The objectives of this research and demonstration program are to convert a campus shuttle bus to operation on dimethyl ether, a potential ultra-clean alternative diesel fuel. To accomplish this objective, this project includes laboratory evaluation of a fuel conversion strategy, as well as, field demonstration of the DME-fueled shuttle bus. Since DME is a fuel with no lubricity (i.e., it does not possess the lubricating quality of diesel fuel), conventional fuel delivery and fuel injection systems are not compatible with dimethyl ether. Therefore, to operate a diesel engine on DME one must develop a fuel-tolerant injection system, or find a way to provide the necessary lubricity to the DME. In this project, they have chosen the latter strategy in order to achieve the objective with minimal need to modify the engine. The strategy is to blend DME with diesel fuel, to obtain the necessary lubricity to protect the fuel injection system and to achieve low emissions. The laboratory studies have included work with a Navistar V-8 turbodiesel engine, demonstration of engine operation on DME-diesel blends and instrumentation for evaluating fuel properties. The field studies have involved performance, efficiency and emissions measurements with the Champion Motorcoach ''Defender'' shuttle bus which will be converted to DME-fueling. The results include baseline emissions, performance and combustion measurements on the Navistar engine for operation on a federal low sulfur diesel fuel (300 ppm S). Most recently, they have completed engine combustion studies on DME-diesel blends up to 30 wt% DME addition.
Dimethyl Ether (DME)-Fueled Shuttle Bus Demonstration Project Annual Report
The objectives of this research and demonstration program are to convert a campus shuttle bus to operation on dimethyl ether, a potential ultra-clean alternative diesel fuel. To accomplish this objective, this project includes laboratory evaluation of a fuel conversion strategy, as well as field demonstration of the DME-fueled shuttle bus. Since DME is a fuel with no lubricity (i.e., it does not possess the lubricating quality of diesel fuel), conventional fuel delivery and fuel injection systems are not compatible with dimethyl ether.
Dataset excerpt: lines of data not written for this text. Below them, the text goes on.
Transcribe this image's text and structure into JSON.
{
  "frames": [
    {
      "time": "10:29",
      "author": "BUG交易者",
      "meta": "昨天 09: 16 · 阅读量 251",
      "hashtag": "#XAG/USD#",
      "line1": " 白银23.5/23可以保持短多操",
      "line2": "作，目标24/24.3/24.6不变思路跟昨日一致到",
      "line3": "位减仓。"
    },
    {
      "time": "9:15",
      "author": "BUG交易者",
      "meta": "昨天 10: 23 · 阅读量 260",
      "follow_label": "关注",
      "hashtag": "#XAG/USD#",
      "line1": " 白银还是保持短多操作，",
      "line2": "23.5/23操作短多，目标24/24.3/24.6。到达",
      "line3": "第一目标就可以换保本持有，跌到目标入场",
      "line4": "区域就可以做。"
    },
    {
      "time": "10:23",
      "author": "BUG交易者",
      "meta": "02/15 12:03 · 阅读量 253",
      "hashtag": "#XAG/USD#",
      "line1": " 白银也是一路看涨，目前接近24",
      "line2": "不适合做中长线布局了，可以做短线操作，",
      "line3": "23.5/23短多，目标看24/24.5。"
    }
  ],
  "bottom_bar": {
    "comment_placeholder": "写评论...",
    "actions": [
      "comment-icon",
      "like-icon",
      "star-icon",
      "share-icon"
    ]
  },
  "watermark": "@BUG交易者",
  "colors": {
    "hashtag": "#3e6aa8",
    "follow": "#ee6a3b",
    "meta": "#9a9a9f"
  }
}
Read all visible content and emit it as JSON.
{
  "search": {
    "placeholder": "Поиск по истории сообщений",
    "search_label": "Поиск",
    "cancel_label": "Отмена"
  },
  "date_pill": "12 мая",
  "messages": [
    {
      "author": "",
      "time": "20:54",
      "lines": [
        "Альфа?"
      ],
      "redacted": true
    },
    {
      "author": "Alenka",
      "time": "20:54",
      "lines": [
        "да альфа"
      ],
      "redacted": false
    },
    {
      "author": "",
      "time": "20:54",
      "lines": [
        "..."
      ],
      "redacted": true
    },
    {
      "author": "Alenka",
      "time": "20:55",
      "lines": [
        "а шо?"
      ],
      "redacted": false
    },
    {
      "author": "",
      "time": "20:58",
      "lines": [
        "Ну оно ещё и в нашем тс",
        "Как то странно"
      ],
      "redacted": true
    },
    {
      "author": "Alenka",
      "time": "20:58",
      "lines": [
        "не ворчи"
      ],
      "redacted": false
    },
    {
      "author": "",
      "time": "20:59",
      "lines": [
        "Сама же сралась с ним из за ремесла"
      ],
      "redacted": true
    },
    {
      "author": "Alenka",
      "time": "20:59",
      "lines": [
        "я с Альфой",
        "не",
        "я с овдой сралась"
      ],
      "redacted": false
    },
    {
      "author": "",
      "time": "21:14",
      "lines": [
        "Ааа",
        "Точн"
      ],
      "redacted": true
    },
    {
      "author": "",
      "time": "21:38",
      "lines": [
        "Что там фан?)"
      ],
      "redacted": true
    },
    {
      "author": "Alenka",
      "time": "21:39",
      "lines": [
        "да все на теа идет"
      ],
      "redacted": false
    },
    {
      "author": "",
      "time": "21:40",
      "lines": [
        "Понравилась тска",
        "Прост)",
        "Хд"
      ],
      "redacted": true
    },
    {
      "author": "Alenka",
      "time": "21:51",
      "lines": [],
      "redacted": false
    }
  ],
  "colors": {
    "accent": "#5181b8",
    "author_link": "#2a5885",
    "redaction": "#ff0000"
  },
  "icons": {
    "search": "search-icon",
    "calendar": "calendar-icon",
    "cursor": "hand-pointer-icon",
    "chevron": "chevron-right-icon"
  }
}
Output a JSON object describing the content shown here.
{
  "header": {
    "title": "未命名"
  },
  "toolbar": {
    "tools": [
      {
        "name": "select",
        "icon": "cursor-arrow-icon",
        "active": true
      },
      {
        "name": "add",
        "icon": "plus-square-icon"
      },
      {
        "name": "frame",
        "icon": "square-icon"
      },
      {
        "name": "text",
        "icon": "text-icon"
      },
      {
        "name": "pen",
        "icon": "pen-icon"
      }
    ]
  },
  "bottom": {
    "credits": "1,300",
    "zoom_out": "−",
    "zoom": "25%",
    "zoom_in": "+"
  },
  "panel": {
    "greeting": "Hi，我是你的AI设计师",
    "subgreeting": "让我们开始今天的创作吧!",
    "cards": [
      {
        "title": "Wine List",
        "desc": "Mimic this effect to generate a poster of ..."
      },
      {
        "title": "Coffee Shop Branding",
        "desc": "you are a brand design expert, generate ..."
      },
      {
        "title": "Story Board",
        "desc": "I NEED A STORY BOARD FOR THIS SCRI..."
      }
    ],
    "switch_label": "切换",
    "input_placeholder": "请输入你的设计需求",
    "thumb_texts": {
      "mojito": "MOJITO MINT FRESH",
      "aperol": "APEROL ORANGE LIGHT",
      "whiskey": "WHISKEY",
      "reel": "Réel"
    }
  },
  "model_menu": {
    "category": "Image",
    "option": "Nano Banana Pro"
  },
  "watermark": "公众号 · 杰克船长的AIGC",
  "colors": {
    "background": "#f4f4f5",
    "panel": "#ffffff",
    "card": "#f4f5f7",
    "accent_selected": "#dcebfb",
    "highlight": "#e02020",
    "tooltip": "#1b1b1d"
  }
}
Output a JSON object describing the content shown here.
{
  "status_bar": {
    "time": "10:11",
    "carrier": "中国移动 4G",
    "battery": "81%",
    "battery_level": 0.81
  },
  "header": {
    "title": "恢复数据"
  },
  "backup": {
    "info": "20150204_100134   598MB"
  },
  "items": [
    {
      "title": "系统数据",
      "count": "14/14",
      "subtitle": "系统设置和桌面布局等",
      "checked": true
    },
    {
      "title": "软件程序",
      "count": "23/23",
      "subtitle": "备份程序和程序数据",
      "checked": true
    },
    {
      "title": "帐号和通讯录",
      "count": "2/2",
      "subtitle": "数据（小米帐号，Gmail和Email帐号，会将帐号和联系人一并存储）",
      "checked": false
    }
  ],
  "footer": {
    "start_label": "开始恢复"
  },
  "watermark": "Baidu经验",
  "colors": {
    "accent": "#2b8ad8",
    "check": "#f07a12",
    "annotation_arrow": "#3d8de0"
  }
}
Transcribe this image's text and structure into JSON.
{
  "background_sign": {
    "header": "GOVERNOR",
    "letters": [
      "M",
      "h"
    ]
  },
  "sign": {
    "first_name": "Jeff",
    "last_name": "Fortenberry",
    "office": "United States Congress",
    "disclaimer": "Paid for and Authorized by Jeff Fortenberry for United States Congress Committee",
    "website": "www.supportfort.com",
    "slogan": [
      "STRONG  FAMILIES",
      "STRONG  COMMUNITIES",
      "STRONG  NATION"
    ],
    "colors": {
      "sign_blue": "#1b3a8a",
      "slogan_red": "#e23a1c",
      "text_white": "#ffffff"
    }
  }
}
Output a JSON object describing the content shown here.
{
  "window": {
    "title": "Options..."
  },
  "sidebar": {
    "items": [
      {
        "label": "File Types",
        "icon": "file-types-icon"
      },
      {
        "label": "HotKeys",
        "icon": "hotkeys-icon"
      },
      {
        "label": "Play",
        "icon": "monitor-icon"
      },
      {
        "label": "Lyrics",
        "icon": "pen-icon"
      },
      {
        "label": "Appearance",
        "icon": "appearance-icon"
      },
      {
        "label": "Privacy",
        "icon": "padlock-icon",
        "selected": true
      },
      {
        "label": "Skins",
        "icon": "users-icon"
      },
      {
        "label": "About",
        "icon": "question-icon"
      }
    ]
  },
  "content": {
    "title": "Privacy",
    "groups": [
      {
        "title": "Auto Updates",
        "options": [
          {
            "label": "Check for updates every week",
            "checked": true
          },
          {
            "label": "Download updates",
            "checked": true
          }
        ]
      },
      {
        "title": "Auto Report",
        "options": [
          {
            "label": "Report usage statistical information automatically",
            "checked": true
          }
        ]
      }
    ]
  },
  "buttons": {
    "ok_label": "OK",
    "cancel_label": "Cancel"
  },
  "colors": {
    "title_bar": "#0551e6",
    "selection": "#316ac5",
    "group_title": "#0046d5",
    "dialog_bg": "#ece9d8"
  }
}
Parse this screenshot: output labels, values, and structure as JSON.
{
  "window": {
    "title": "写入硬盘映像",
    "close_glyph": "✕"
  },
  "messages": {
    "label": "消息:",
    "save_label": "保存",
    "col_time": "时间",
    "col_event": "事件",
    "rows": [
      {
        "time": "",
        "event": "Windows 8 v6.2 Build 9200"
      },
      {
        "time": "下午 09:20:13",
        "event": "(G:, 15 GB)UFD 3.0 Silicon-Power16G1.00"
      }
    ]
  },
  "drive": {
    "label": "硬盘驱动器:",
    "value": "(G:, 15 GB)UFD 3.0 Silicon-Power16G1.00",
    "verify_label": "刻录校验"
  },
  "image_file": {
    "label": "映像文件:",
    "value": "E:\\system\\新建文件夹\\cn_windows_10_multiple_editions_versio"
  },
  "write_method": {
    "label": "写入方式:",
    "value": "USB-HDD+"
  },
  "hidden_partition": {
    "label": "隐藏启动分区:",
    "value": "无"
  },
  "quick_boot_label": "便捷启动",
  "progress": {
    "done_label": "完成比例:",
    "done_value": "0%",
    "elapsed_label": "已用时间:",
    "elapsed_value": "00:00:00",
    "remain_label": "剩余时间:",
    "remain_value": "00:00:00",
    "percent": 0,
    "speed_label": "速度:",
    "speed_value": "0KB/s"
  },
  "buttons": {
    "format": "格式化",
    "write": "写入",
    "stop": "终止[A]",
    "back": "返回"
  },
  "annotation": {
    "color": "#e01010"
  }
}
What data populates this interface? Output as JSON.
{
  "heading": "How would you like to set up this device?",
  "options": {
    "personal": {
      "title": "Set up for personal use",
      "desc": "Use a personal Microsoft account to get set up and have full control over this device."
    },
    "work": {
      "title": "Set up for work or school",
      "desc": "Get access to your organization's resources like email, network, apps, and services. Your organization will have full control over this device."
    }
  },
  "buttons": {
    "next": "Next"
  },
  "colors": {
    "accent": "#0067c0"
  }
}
Therefore, to operate a diesel engine on DME one must develop a fuel-tolerant injection system, or find a way to provide the necessary lubricity to the DME. In this project, they have chosen the latter strategy in order to achieve the objective with minimal need to modify the engine. The strategy is to blend DME with diesel fuel, to obtain the necessary lubricity to protect the fuel injection system and to achieve low emissions. Within the Combustion Laboratory of the Penn State Energy Institute, they have installed and equipped a Navistar V-8 direct-injection turbodiesel engine for measurement of gaseous and particulate emissions and examination of the impact of fuel composition on diesel combustion. They have also reconfigured a high-pressure viscometer for studies of the viscosity, bulk modulus (compressibility) and miscibility of blends of diesel fuel, dimethyl ether and lubricity additives. The results include baseline emissions, performance and combustion measurements on the Navistar engine for operation on a federal low sulfur diesel fuel (300 ppm S). Most recently, they have examined blends of an oxygenated fuel additive (a liquid fuel called CETANER{trademark}) produced by Air Products, for comparison with dimethyl ether blended at the same weight of oxygen addition, 2 wt.%. While they have not operated the engine on DME yet, they are now preparing to do so. A ...